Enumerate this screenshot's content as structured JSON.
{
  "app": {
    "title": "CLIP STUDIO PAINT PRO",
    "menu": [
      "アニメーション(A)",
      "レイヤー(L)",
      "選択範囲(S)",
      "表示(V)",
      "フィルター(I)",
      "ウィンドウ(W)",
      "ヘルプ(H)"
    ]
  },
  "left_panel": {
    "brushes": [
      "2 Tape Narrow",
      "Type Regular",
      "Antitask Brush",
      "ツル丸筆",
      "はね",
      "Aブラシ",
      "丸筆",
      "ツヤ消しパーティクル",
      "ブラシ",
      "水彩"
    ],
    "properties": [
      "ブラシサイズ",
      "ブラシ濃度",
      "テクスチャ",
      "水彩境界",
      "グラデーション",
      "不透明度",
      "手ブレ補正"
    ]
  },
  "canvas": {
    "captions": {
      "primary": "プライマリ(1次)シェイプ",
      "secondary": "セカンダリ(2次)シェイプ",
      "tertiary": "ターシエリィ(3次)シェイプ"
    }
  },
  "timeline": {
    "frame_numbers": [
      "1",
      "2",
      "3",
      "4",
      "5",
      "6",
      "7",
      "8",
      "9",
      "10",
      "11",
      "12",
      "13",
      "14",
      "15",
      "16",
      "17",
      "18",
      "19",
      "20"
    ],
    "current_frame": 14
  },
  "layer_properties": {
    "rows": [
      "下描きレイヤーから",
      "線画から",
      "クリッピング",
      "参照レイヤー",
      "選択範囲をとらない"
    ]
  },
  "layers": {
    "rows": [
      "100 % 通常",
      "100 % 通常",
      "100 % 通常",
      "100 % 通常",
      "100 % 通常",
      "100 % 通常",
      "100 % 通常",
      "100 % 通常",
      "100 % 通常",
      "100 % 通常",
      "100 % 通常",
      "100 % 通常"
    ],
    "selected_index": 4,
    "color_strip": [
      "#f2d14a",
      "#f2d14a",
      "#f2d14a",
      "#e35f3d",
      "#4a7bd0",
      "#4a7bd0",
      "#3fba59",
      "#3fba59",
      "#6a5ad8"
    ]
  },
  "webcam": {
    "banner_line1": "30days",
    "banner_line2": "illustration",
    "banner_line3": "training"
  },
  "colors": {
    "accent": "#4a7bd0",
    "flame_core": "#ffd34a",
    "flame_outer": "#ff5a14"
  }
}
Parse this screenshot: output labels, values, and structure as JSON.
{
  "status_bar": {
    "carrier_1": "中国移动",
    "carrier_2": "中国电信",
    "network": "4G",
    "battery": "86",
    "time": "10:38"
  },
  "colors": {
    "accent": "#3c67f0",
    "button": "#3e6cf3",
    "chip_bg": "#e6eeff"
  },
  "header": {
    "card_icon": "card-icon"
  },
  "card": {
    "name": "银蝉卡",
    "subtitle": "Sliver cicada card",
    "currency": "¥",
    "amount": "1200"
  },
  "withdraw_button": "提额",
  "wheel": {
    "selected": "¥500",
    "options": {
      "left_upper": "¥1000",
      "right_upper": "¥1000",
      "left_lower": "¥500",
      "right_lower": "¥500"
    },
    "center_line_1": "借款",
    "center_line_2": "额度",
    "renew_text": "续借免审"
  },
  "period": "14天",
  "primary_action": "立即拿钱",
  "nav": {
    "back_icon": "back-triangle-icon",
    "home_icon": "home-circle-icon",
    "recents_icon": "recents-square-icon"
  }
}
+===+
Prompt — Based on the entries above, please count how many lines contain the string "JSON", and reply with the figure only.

Output of the exercise — 2